* [Try it] Please restate the data exactly, from the first line to the last.

* [Source records]
■ ■ ■ ■
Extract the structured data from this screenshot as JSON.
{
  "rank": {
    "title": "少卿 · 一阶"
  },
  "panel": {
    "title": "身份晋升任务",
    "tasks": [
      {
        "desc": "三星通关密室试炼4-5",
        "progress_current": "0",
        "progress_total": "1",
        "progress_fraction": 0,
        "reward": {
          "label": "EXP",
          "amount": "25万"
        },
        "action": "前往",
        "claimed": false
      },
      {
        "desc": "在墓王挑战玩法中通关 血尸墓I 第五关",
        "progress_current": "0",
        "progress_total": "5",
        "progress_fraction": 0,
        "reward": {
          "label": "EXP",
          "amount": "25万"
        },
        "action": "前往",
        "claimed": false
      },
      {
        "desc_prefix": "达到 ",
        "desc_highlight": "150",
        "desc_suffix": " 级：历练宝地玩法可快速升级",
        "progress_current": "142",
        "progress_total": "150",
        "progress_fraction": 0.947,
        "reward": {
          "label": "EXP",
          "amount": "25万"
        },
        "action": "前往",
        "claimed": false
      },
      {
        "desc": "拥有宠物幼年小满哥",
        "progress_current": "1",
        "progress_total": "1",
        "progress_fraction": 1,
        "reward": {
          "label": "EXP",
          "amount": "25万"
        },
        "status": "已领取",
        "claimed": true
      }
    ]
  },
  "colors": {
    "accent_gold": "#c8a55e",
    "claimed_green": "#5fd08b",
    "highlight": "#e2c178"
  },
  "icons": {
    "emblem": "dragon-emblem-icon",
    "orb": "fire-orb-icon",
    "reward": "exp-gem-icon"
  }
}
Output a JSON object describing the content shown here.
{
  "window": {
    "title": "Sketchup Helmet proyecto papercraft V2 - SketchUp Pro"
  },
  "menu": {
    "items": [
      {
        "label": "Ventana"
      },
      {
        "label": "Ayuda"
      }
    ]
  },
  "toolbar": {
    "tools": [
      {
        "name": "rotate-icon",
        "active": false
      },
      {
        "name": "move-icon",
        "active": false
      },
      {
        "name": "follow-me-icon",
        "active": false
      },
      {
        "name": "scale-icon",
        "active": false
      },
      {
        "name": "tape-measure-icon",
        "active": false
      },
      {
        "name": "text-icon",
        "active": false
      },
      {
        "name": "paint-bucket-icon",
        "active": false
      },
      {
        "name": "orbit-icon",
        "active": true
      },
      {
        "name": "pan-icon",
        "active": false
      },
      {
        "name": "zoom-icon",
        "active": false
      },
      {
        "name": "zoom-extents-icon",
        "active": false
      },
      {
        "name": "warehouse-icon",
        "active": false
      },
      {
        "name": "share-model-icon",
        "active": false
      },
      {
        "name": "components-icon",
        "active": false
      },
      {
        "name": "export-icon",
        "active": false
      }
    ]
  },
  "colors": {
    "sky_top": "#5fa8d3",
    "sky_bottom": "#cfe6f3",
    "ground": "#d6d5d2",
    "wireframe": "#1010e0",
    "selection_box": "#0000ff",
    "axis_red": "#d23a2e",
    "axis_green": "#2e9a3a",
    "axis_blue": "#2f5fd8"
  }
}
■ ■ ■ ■
* [Written answer]
Extract the structured data from this screenshot as JSON.
{
  "rank": {
    "title": "少卿 · 一阶"
  },
  "panel": {
    "title": "身份晋升任务",
    "tasks": [
      {
        "desc": "三星通关密室试炼4-5",
        "progress_current": "0",
        "progress_total": "1",
        "progress_fraction": 0,
        "reward": {
          "label": "EXP",
          "amount": "25万"
        },
        "action": "前往",
        "claimed": false
      },
      {
        "desc": "在墓王挑战玩法中通关 血尸墓I 第五关",
        "progress_current": "0",
        "progress_total": "5",
        "progress_fraction": 0,
        "reward": {
          "label": "EXP",
          "amount": "25万"
        },
        "action": "前往",
        "claimed": false
      },
      {
        "desc_prefix": "达到 ",
        "desc_highlight": "150",
        "desc_suffix": " 级：历练宝地玩法可快速升级",
        "progress_current": "142",
        "progress_total": "150",
        "progress_fraction": 0.947,
        "reward": {
          "label": "EXP",
          "amount": "25万"
        },
        "action": "前往",
        "claimed": false
      },
      {
        "desc": "拥有宠物幼年小满哥",
        "progress_current": "1",
        "progress_total": "1",
        "progress_fraction": 1,
        "reward": {
          "label": "EXP",
          "amount": "25万"
        },
        "status": "已领取",
        "claimed": true
      }
    ]
  },
  "colors": {
    "accent_gold": "#c8a55e",
    "claimed_green": "#5fd08b",
    "highlight": "#e2c178"
  },
  "icons": {
    "emblem": "dragon-emblem-icon",
    "orb": "fire-orb-icon",
    "reward": "exp-gem-icon"
  }
}
Output a JSON object describing the content shown here.
{
  "window": {
    "title": "Sketchup Helmet proyecto papercraft V2 - SketchUp Pro"
  },
  "menu": {
    "items": [
      {
        "label": "Ventana"
      },
      {
        "label": "Ayuda"
      }
    ]
  },
  "toolbar": {
    "tools": [
      {
        "name": "rotate-icon",
        "active": false
      },
      {
        "name": "move-icon",
        "active": false
      },
      {
        "name": "follow-me-icon",
        "active": false
      },
      {
        "name": "scale-icon",
        "active": false
      },
      {
        "name": "tape-measure-icon",
        "active": false
      },
      {
        "name": "text-icon",
        "active": false
      },
      {
        "name": "paint-bucket-icon",
        "active": false
      },
      {
        "name": "orbit-icon",
        "active": true
      },
      {
        "name": "pan-icon",
        "active": false
      },
      {
        "name": "zoom-icon",
        "active": false
      },
      {
        "name": "zoom-extents-icon",
        "active": false
      },
      {
        "name": "warehouse-icon",
        "active": false
      },
      {
        "name": "share-model-icon",
        "active": false
      },
      {
        "name": "components-icon",
        "active": false
      },
      {
        "name": "export-icon",
        "active": false
      }
    ]
  },
  "colors": {
    "sky_top": "#5fa8d3",
    "sky_bottom": "#cfe6f3",
    "ground": "#d6d5d2",
    "wireframe": "#1010e0",
    "selection_box": "#0000ff",
    "axis_red": "#d23a2e",
    "axis_green": "#2e9a3a",
    "axis_blue": "#2f5fd8"
  }
}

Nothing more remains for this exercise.